:: Exercise input ::
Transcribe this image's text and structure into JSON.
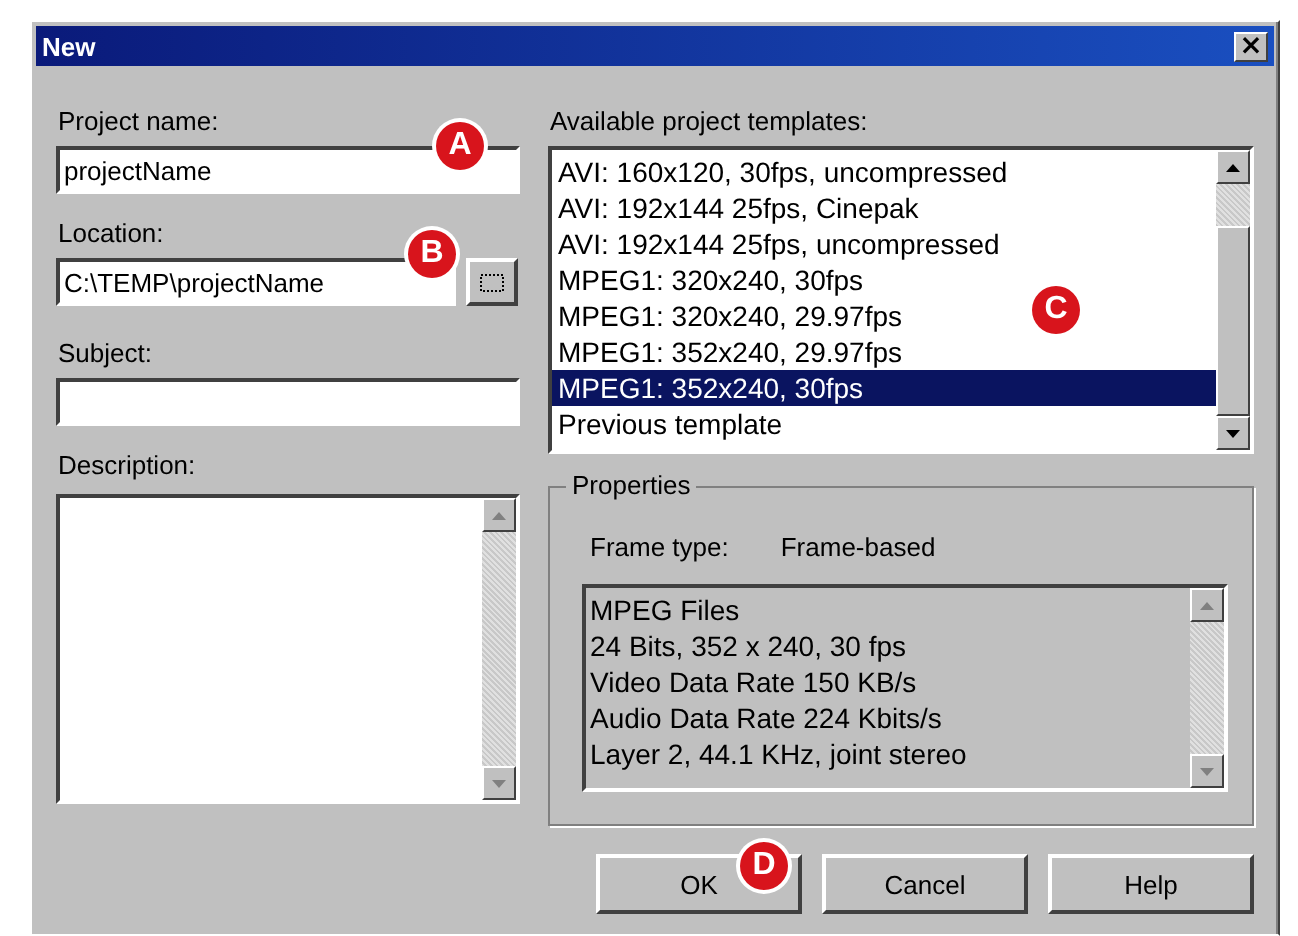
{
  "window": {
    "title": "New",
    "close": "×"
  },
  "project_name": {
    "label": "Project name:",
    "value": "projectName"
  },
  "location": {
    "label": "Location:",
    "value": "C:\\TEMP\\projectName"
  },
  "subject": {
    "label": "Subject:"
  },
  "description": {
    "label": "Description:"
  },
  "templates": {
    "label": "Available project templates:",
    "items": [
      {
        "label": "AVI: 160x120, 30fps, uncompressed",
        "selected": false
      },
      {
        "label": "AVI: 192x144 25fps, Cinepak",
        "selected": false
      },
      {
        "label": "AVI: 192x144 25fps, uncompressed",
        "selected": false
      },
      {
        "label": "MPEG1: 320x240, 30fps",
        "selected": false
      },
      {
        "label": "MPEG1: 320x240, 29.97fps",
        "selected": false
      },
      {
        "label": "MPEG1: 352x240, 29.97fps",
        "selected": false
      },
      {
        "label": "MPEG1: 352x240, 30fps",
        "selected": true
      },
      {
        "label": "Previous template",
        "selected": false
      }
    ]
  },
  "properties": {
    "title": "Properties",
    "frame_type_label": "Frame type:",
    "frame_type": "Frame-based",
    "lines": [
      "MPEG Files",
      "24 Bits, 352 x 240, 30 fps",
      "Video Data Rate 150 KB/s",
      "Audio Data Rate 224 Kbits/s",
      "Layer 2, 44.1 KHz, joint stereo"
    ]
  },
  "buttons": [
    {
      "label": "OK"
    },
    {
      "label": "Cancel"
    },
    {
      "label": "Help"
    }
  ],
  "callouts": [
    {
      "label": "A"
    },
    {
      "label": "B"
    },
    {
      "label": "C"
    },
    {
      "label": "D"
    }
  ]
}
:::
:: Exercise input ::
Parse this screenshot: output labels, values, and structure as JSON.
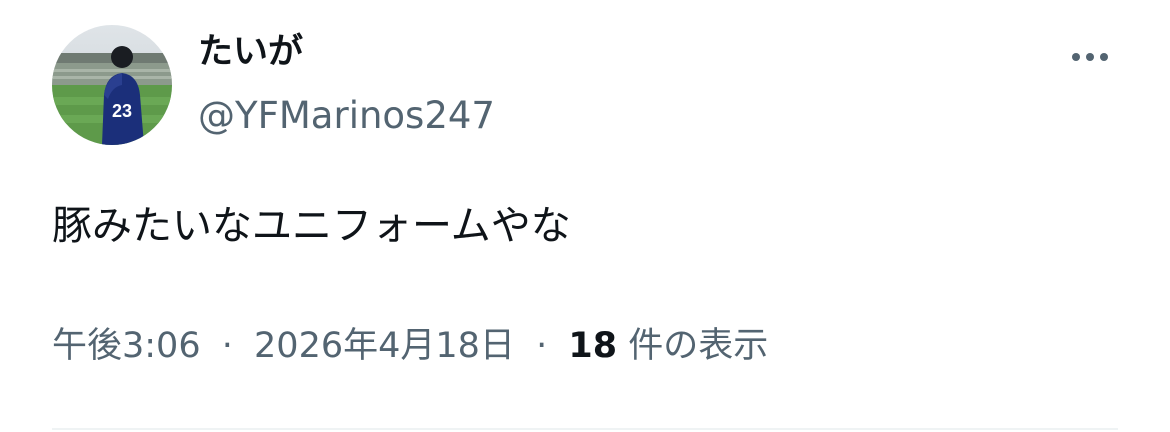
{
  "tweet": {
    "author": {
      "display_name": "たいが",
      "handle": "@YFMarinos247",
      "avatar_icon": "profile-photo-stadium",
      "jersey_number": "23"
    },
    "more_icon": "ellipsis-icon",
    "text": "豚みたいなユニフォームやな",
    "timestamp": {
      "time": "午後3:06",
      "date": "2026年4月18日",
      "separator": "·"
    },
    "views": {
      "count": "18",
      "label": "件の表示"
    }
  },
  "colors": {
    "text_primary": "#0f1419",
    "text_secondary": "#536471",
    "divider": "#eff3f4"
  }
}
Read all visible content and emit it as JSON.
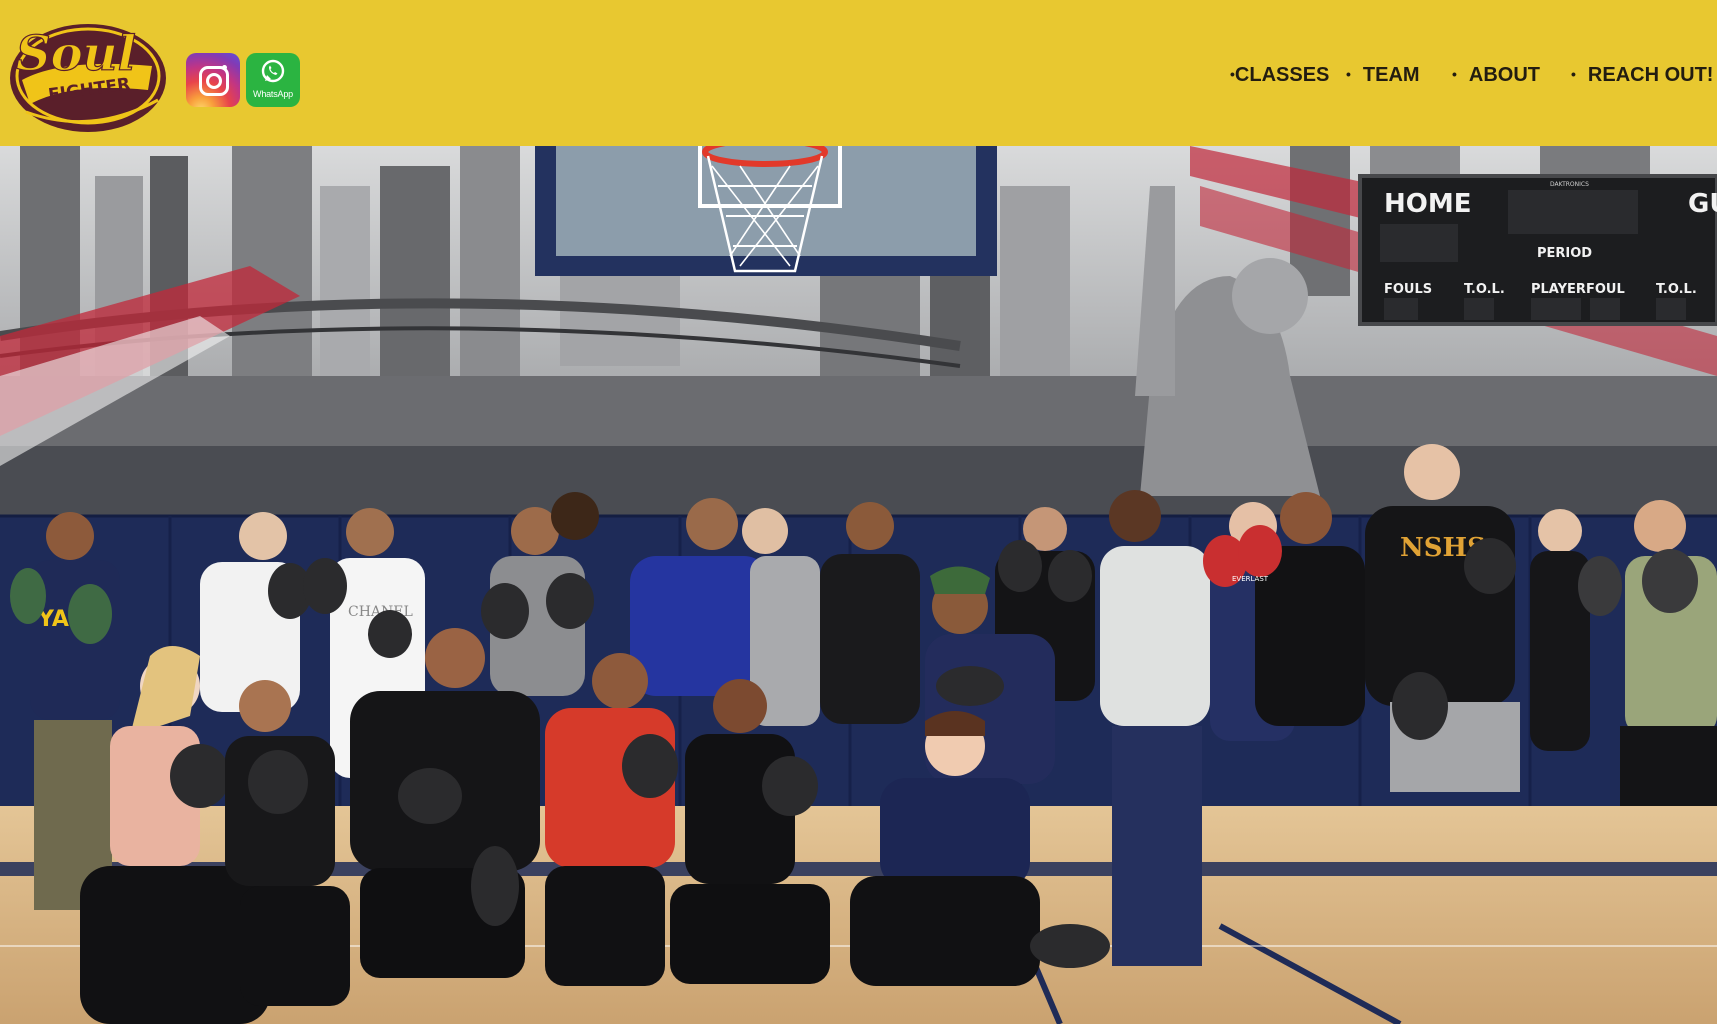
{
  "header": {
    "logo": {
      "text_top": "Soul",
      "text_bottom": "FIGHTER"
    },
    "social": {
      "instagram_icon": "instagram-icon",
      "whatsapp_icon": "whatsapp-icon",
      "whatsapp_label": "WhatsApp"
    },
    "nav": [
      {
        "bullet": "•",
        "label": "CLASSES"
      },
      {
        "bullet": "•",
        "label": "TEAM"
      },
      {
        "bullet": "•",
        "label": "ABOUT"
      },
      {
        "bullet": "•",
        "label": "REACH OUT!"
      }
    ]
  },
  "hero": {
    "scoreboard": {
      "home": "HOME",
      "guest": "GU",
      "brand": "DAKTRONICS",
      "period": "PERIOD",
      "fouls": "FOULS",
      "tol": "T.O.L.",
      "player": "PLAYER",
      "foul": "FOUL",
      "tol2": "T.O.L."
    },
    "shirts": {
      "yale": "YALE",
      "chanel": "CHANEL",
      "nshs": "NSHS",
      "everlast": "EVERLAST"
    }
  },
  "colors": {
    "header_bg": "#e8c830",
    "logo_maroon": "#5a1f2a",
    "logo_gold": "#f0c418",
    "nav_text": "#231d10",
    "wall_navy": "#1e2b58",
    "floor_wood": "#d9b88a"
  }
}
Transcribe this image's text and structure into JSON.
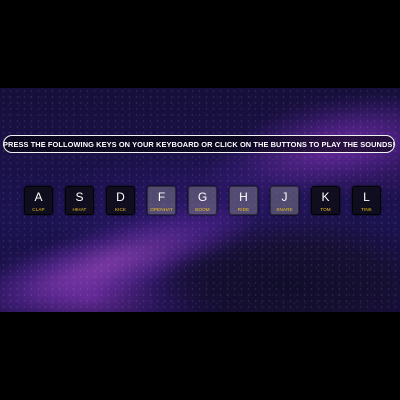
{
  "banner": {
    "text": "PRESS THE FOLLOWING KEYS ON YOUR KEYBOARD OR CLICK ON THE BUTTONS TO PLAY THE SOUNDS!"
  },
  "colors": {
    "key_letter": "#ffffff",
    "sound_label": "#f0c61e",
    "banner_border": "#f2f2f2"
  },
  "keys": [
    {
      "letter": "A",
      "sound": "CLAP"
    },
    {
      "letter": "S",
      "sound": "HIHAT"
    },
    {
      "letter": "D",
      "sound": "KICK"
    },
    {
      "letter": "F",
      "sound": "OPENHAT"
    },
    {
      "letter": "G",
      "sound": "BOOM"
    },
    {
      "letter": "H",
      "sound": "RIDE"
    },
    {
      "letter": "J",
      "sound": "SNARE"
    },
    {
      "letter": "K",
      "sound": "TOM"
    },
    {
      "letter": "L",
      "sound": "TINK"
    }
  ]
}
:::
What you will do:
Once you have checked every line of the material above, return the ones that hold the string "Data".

Solution to this problem:
      "Video Data Rate 150 KB/s",
      "Audio Data Rate 224 Kbits/s",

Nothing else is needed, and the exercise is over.